Rich people. They're just like us! Except when it comes to having the capability to do things that the middle class can't afford. And while the movie theater used to give us some common ground with all those enjoying caviar on their yachts docked at an island no one has heard of, the super rich now have another way to avoid all us dirty poor people while enjoying a major motion picture.

Red Carpet Home Cinema is a new streaming service that caters only to the super rich by giving them the opportunity to rent first-run theatrical releases for anywhere between $1,500 and $3,000 each. And since this is something only for the kind of people who have rugs that cost more than a college education, there's a very strict verification process to sign up. Find out more about high society streaming theatrical releases at home below.The New York Times profiled Red Carpet Cinema co-founder Fred Rosen, the architect of computerized ticketing system known as Ticketmaster, who described the service as being the different between buying a belt at Walmart for $4 or getting one from Gucci for $1,500. It's lauded as Netflix for one-percenters, people like tech billionaires, Wall Street titans, professional athletes, Russian oligarchs, and other douchebags.

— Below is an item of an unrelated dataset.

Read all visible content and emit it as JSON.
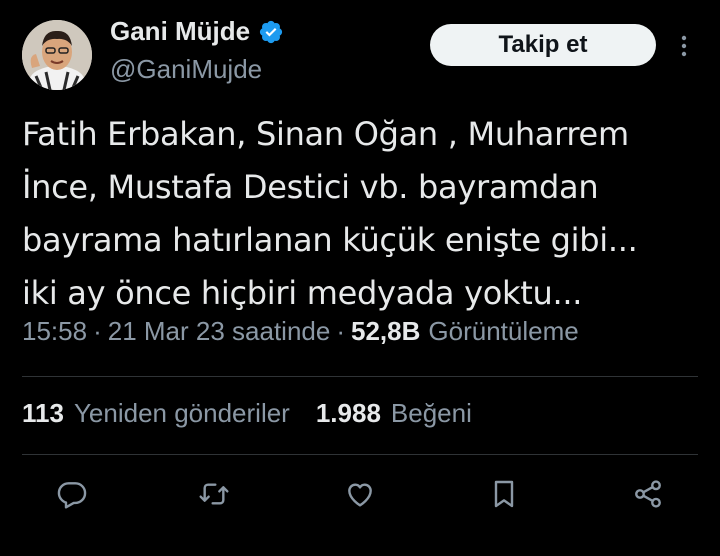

Red Carpet Cinema has contracts with Warner Bros., Paramount Pictures, Lionsgate, Annapurna Pictures, 20th Century Fox and Fox Searchllight, but Universal, Sony Pictures and Disney are holdouts for now. That still gives subscribers around 40 theatrical releases they can watch from the comfort of their home while the rest of us $4 belt-wearing commoners sit in theaters with gum under the armrests and a woman nearby telling her five-year old child to whisper in the middle of Pet Sematary.

What seems to be helping Red Carpet Cinema work for the super rich and industry professionals alike is co-founders Fred Rosen and his rich, old golfing buddy Dan Fellman aren't trying to shake up the theatrical release distribution system with innovation. They let studios set the terms, and they're not trying to become this wide-ranging business endeavor for the public at large. Fellman said:

"I'm not interested in starting a business that is disruptive to the theatrical experience. Maybe we get 400 homes in New York and L.A. Maybe 100 in each of the 30 biggest cities in the United States."

That's why the verification process to get Red Carpet Cinema is quite extensive and expensive. First, you must have a credit card with a limit of at least $50,000. You know, the kind of money people without health insurance spend on surgery. If approved, you then have to buy a $15,000 set-top box that connects to the Red Carpet Cinema home theater system, which is loaded with piracy protection. Then you pay anywhere from $1,500 to $3,000 for a 36-hour rental that allows you to watch the movie twice. Talk about luxury!

This kind of service is largely for those rich people who work outside the movie industry. That's because there's already a way for celebrities and Hollywood executives to watch theatrical releases at home. It's called the Bel-Air Circuit, and it has a limited number of pre-approved members who can use it.

The super rich already have butlers, private planes, and a place to cryogenically freeze their head to be preserved so they can be assholes in the future. So why not let them enjoy movies away from all of us dirty people who brush their own teeth like a bunch of chumps?